__SUPPLIED MATERIAL__.
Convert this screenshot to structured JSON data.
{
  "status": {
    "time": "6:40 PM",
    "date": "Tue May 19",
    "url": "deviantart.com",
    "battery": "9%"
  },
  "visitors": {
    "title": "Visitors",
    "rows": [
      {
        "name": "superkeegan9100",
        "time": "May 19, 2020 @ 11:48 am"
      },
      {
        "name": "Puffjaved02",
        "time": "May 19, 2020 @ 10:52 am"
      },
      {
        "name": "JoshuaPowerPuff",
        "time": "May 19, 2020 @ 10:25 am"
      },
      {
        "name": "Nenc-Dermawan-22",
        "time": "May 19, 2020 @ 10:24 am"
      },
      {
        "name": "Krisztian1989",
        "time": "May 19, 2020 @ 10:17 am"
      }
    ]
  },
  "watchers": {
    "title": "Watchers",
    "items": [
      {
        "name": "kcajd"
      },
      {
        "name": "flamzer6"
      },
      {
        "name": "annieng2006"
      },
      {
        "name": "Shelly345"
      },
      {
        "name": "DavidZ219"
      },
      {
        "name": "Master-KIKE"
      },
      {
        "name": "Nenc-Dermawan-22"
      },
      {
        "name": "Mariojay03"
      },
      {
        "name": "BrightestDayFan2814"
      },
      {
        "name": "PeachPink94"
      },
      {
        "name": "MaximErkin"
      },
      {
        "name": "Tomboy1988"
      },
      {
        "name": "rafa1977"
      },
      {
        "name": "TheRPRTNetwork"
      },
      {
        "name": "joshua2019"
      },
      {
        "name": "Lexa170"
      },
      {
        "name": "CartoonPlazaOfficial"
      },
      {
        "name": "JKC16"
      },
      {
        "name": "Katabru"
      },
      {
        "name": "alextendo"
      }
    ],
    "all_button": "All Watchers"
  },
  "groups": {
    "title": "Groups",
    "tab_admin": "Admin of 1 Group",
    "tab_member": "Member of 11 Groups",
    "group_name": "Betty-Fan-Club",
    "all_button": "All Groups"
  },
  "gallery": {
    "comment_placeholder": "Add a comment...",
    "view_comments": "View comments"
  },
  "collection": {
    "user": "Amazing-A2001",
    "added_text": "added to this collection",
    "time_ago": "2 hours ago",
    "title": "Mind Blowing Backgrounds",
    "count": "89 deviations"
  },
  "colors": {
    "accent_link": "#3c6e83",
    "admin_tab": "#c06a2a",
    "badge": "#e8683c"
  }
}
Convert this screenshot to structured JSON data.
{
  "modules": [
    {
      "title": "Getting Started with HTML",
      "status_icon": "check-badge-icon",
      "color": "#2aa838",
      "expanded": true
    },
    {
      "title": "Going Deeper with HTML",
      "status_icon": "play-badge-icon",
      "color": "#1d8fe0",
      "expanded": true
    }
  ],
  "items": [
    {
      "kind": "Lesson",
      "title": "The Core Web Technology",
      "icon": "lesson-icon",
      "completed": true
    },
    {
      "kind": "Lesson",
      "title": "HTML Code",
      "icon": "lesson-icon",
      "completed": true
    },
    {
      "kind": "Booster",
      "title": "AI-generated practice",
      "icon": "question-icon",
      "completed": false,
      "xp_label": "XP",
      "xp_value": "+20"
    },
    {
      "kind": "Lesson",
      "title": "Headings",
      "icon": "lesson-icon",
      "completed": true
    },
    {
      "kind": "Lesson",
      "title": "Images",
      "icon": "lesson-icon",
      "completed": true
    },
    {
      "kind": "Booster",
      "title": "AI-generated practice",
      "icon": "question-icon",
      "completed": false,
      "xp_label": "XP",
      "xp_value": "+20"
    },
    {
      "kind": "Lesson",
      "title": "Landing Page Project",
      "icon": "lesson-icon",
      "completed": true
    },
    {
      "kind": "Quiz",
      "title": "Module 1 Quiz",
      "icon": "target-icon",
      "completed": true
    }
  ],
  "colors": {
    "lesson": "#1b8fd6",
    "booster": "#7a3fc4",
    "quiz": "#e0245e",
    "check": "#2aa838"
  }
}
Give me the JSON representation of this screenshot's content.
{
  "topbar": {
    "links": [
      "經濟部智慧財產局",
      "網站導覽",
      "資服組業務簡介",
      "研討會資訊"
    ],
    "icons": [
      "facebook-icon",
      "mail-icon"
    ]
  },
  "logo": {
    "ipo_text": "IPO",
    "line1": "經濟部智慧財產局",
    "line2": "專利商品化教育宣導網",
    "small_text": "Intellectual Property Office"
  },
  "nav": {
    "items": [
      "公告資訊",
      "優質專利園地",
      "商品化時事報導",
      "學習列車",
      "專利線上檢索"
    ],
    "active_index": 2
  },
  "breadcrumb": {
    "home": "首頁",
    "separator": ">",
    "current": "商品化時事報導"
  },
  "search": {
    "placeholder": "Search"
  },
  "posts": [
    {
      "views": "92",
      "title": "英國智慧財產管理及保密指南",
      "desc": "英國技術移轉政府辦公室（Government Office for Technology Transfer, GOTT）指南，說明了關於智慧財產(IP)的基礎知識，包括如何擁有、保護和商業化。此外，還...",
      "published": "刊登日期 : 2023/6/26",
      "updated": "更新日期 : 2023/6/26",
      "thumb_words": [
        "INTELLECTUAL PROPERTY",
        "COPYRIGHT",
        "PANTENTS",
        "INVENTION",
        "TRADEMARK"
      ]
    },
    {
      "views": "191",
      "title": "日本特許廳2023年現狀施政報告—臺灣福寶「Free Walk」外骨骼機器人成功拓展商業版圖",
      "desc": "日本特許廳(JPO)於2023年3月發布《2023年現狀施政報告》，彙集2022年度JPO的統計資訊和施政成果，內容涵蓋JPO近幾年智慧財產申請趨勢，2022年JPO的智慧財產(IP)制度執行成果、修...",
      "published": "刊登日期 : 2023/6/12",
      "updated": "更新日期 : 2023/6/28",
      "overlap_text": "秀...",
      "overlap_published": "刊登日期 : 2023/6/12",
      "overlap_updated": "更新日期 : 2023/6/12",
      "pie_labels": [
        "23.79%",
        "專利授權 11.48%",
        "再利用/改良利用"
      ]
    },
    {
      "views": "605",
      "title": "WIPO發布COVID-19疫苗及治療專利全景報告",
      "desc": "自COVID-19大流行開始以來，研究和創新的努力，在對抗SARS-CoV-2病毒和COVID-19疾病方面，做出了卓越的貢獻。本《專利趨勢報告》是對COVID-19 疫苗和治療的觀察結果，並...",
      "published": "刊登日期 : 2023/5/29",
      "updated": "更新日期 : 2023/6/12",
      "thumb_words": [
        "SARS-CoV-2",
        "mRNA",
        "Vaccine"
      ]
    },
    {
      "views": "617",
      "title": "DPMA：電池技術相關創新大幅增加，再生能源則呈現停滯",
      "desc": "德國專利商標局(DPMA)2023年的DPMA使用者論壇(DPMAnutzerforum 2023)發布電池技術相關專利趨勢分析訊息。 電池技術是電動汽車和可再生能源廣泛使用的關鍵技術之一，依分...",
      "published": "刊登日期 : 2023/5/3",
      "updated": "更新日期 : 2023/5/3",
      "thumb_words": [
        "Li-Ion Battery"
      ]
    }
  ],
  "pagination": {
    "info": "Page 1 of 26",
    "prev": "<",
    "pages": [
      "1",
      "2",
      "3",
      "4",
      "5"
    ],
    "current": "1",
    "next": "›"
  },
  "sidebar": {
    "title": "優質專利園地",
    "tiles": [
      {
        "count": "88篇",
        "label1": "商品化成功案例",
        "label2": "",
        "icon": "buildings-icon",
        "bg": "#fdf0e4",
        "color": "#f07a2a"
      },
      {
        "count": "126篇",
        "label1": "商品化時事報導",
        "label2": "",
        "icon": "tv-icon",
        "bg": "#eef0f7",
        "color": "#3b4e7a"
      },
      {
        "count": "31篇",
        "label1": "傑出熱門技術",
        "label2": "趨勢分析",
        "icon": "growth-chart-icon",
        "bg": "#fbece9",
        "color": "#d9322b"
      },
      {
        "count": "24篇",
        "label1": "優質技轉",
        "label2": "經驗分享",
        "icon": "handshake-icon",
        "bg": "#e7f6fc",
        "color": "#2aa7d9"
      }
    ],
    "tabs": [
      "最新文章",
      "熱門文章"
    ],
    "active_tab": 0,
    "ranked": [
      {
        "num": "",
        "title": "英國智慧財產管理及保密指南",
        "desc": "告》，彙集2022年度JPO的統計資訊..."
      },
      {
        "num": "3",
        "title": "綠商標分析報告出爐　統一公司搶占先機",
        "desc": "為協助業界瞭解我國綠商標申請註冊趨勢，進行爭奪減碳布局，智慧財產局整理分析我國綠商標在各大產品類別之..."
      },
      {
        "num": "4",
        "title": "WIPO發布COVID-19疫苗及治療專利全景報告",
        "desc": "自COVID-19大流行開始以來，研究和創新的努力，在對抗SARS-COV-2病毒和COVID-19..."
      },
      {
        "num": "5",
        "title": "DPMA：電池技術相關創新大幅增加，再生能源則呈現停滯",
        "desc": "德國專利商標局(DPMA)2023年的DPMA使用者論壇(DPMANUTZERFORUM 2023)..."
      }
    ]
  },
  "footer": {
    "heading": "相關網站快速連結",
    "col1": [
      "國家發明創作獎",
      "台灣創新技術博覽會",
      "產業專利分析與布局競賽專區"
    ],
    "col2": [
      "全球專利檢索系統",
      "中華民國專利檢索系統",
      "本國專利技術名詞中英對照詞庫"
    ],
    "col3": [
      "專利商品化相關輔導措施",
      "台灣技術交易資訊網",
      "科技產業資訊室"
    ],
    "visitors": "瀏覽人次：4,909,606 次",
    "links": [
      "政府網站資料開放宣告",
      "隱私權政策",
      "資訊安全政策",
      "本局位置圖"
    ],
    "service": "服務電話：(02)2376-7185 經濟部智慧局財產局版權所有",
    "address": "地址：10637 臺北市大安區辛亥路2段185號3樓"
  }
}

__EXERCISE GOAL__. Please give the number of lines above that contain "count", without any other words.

__ANSWER SPACE__. 5